(Data Opens)

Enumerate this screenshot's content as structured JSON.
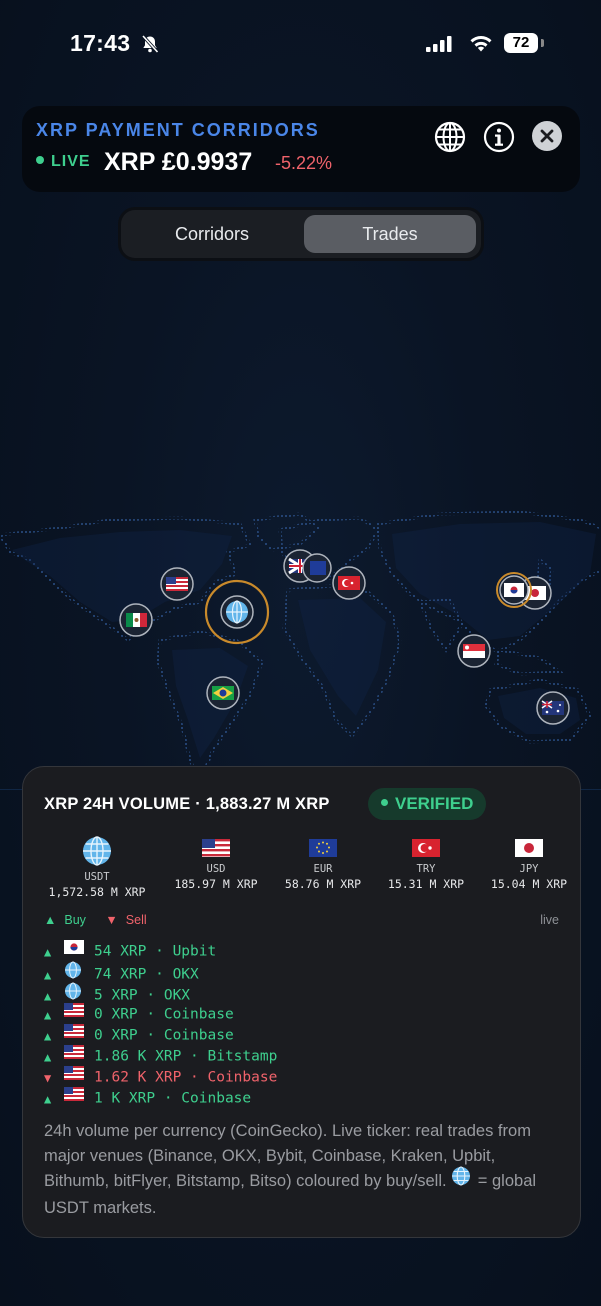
{
  "status_bar": {
    "time": "17:43",
    "battery": "72"
  },
  "header": {
    "title": "XRP PAYMENT CORRIDORS",
    "live_label": "LIVE",
    "price": "XRP £0.9937",
    "change": "-5.22%"
  },
  "segments": {
    "corridors": "Corridors",
    "trades": "Trades",
    "active": "Trades"
  },
  "map_markers": [
    "mexico-flag",
    "usa-flag",
    "globe-usdt",
    "uk-flag",
    "eu-flag",
    "turkey-flag",
    "korea-flag",
    "japan-flag",
    "singapore-flag",
    "brazil-flag",
    "australia-flag"
  ],
  "volume": {
    "title": "XRP 24H VOLUME · 1,883.27 M XRP",
    "verified": "VERIFIED",
    "currencies": [
      {
        "code": "USDT",
        "amount": "1,572.58 M XRP",
        "icon": "globe"
      },
      {
        "code": "USD",
        "amount": "185.97 M XRP",
        "icon": "usa-flag"
      },
      {
        "code": "EUR",
        "amount": "58.76 M XRP",
        "icon": "eu-flag"
      },
      {
        "code": "TRY",
        "amount": "15.31 M XRP",
        "icon": "turkey-flag"
      },
      {
        "code": "JPY",
        "amount": "15.04 M XRP",
        "icon": "japan-flag"
      }
    ],
    "legend": {
      "buy": "Buy",
      "sell": "Sell",
      "live": "live"
    },
    "trades": [
      {
        "side": "buy",
        "icon": "korea-flag",
        "text": "54 XRP · Upbit"
      },
      {
        "side": "buy",
        "icon": "globe",
        "text": "74 XRP · OKX"
      },
      {
        "side": "buy",
        "icon": "globe",
        "text": "5 XRP · OKX"
      },
      {
        "side": "buy",
        "icon": "usa-flag",
        "text": "0 XRP · Coinbase"
      },
      {
        "side": "buy",
        "icon": "usa-flag",
        "text": "0 XRP · Coinbase"
      },
      {
        "side": "buy",
        "icon": "usa-flag",
        "text": "1.86 K XRP · Bitstamp"
      },
      {
        "side": "sell",
        "icon": "usa-flag",
        "text": "1.62 K XRP · Coinbase"
      },
      {
        "side": "buy",
        "icon": "usa-flag",
        "text": "1 K XRP · Coinbase"
      }
    ],
    "note": "24h volume per currency (CoinGecko). Live ticker: real trades from major venues (Binance, OKX, Bybit, Coinbase, Kraken, Upbit, Bithumb, bitFlyer, Bitstamp, Bitso) coloured by buy/sell.",
    "note_legend": "= global USDT markets."
  },
  "colors": {
    "buy": "#3ecf8e",
    "sell": "#f0636b",
    "accent": "#4a86e8",
    "highlight_ring": "#c98a2b"
  }
}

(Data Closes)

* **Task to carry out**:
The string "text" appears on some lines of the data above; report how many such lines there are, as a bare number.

* **Your response**:
8